Breakfast at Tiffany's is not what it used to be.
The Fifth Avenue jewelry retailer's gilt-edged image has been tarnished during the last several years as the company's parent, Avon Products, encouraged Tiffany to accelerate and increase efforts to reach out to a larger cross-section of consumers.
But when Tiffany & Co. opens a new store offering jewelry, silver and china this morning in Boston's fashionable Copley Place, it will mark the beginning of the company's return to serving the affluent customers who made it one of the world's preeminent retailers.
Last week, an international investor group led by Tiffany Chairman William R. Chaney announced that they would return the chain to private ownership by purchasing it from Avon for $135.5 million in cash.
Chaney said yesterday the company will reverse the trend toward mass marketing that has offended many of the store's traditional customers.
"This marks a change in strategy," Chaney said. "We are going to go back to focusing on our traditional affluent customers and to pledging our full commitment to the standards of excellence and exclusivity. Our goal is to guide Tiffany into a new era."
The new Boston store is the eighth opened outside the famous location at Fifth Avenue and 57th Street in Manhattan. The others are in Atlanta, Beverly Hills, Chicago, Dallas, Houston, Kansas City and San Francisco.
Washingtonians will have to wait a long time before Tiffany considers entering the nation's capital. Chaney said he has his eye on opening new stores in London, Paris and other major cities abroad rather than adding new stores in the United States.
Avon purchased the 147-year-old jewelery store in 1979 for $104 million and spent about $53 million upgrading production, shipping and data processing.
Some of the innovations, such as Tiffany credit cards with payment deadlines, offended longtime Tiffany shoppers who were used to stretching out payments without any penalties.
Avon sold Tiffany after a two-month auction conducted by investment bankers at Morgan Stanley because it did not fit with Avon's strategy of concentrating on beauty, health care and direct mail products. At one time, Avon thought it would make Tiffany the center of a new specialty retail division.
Tiffany's 1983 sales of $125 million represented only 4 percent of Avon's approximately $3 billion in sales.
Profit margins at Tiffany improved a bit last year after declining to a 1982 low of $6.7 million in pretax income on sales of $115 million.

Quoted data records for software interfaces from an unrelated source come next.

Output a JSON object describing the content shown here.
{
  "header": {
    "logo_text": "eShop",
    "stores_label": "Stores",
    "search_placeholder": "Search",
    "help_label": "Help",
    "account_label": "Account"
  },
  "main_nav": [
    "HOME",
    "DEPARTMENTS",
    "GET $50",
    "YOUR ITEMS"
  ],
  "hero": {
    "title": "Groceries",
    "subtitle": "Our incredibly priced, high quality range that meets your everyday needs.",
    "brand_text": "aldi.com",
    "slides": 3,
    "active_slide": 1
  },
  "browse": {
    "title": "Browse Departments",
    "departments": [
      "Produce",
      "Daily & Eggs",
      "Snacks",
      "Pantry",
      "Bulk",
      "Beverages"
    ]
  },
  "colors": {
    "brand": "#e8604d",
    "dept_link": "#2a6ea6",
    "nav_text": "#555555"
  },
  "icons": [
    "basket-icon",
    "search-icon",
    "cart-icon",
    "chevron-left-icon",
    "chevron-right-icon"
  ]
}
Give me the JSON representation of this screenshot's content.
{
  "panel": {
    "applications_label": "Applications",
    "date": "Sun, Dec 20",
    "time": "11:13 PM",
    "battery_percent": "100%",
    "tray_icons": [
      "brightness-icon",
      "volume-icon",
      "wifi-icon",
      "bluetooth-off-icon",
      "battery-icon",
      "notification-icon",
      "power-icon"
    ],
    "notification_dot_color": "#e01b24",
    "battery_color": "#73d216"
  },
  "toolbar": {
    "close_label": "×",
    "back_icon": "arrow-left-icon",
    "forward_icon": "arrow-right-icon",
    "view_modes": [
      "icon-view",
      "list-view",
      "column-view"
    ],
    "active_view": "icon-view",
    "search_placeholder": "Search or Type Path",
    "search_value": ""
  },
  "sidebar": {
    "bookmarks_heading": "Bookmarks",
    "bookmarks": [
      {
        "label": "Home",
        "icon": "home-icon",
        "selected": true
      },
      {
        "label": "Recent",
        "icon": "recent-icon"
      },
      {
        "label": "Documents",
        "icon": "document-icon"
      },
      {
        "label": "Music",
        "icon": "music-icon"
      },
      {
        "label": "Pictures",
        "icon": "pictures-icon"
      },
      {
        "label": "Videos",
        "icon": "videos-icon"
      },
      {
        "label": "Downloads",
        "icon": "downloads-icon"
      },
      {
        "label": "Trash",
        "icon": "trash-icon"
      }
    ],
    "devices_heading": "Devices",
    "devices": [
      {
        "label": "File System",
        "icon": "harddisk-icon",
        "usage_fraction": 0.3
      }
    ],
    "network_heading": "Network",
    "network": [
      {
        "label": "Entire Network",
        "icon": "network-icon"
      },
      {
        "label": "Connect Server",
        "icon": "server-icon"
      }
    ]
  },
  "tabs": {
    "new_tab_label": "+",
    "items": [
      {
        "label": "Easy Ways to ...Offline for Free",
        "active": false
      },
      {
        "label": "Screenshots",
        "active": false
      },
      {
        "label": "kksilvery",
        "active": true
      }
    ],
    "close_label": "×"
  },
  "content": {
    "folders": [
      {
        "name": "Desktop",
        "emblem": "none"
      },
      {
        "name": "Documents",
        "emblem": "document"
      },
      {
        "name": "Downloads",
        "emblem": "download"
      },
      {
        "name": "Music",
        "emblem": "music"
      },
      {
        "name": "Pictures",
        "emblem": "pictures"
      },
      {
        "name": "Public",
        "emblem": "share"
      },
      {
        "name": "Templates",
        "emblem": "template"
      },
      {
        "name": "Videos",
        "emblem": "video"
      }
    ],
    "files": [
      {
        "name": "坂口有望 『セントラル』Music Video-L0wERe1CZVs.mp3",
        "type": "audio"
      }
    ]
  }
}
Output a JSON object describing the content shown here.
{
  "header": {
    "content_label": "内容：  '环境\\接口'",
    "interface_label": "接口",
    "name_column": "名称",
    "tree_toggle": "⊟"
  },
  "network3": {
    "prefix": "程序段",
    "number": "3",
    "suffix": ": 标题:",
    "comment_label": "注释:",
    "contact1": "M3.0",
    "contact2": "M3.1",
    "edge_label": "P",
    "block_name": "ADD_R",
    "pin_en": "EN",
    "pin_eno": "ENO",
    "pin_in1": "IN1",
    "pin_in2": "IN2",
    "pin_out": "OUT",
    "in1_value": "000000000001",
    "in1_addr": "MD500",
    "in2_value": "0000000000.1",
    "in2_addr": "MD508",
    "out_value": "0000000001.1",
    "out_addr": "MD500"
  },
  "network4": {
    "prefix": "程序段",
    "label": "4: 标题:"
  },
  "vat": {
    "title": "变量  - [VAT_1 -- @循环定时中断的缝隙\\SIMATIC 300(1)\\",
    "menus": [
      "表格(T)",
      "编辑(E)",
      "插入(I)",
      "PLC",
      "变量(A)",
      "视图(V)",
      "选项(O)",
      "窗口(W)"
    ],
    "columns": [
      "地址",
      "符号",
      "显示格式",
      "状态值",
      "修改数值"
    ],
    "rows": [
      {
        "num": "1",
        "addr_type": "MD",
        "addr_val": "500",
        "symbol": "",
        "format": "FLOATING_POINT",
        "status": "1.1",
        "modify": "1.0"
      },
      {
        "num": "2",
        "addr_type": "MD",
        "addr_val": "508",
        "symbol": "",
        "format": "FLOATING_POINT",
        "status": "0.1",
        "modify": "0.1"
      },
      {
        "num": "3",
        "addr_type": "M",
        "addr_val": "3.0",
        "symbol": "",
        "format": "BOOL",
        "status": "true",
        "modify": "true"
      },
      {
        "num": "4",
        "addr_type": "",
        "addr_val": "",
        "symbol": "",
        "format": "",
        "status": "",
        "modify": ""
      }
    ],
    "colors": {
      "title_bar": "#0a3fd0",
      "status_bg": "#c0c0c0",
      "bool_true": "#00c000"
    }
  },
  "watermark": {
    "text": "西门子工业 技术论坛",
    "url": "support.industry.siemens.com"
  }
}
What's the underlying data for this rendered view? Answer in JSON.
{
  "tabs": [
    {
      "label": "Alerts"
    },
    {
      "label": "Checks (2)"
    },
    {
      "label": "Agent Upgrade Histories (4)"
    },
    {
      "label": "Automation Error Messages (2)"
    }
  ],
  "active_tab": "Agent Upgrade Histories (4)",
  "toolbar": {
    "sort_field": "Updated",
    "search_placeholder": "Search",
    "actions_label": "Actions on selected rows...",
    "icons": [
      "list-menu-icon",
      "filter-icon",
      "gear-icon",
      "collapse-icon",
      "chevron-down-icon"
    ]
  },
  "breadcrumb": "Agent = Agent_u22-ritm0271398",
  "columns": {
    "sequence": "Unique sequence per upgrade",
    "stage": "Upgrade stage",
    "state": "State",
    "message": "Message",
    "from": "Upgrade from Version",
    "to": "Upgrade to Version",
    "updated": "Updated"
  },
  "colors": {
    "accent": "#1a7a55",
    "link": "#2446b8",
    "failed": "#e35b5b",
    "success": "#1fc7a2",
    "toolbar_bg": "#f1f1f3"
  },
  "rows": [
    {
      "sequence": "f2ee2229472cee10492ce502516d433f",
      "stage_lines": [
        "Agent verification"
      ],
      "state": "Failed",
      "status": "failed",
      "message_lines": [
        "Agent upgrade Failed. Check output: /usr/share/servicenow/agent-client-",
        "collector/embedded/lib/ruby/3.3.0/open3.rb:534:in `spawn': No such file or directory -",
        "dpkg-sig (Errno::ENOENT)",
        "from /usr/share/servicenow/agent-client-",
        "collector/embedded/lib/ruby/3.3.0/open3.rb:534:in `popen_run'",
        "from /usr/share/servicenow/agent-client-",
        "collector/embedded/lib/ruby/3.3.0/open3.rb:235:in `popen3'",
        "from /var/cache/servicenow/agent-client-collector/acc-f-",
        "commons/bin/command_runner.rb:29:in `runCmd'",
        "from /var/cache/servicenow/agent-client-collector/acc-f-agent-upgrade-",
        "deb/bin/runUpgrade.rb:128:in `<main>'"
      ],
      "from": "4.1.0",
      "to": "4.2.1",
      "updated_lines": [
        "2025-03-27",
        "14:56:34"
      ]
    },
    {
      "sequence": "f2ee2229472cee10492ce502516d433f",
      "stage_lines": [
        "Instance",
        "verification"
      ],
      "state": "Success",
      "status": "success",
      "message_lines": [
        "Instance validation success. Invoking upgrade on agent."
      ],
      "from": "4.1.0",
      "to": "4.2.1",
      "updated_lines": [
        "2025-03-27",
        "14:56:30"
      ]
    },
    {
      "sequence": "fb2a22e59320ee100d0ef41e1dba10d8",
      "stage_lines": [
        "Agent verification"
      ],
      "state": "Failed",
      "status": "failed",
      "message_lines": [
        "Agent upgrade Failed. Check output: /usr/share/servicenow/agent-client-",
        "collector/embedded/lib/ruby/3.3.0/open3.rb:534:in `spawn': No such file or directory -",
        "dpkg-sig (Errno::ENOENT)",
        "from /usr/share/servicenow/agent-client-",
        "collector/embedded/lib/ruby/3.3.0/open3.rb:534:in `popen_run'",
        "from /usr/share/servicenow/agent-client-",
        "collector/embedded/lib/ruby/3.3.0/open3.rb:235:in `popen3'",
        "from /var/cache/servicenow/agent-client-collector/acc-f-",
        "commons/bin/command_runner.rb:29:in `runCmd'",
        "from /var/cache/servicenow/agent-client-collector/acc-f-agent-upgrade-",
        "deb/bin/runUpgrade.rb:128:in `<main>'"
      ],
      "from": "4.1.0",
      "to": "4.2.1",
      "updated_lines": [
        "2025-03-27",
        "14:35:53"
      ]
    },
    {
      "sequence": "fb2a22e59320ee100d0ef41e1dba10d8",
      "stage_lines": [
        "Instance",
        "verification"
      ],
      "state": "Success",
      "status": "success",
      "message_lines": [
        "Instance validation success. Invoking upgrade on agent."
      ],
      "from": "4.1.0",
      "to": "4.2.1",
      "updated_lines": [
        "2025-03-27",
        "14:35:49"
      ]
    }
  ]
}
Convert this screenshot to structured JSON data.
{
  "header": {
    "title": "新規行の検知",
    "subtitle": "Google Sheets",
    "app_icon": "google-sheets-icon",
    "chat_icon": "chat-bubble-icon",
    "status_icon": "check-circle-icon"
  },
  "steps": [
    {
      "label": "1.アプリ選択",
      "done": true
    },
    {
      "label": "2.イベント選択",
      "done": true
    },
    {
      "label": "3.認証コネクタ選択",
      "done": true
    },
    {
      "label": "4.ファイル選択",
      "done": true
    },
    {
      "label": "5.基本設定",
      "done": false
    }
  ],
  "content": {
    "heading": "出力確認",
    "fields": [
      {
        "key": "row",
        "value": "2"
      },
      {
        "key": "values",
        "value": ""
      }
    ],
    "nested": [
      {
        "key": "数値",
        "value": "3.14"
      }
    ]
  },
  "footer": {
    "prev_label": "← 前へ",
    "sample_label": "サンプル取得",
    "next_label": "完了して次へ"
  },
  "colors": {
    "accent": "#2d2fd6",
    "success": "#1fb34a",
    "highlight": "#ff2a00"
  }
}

In 1977, the company earned slightly more, $6.9 million in pretax income, on sales of $47.8 million, less than half the 1982 total.
Corporate accounts that purchase mementos for incentives and service awards provide about 25 percent of Tiffany's sales, Chaney said. He believes this segment provides significant opportunities for growth, so the company is going to open a regional corporate sales office in Cincinnati. Tiffany already has such an office in Philadelphia and will consolidate its Boston corporate sales office into the new store opening this morning.
The controversy surrounding the trend toward the company's mass market retailing reached its peak when Tiffany designer Angela Cummings resigned last year after 18 years with the company to sell her designs through Bergdorf Goodman. She said at the time that she was concerned that Tiffany was becoming more like K mart than Cartier.
Chaney said yesterday he told Cummings her charges were unfair. He said she left for Bergdorf because of conflicts with other designers. Her designs accounted for approximately $10 million in sales, analysts said.
Chaney said the store's world-famous designers, Elsa Peretti, Jean Schlumberger and Paloma Picasso (daughter of the late artist Pablo Picasso), provide a strong base on top of which the company has built its own internal design capability in the last few years.
Chaney, who believes it is an exaggeration to say that Tiffany has become a mass marketer, said the company has continued to offer high-priced items of the finest quality.
"We have a $2.9 million diamond necklace available for sale right now," Chaney said.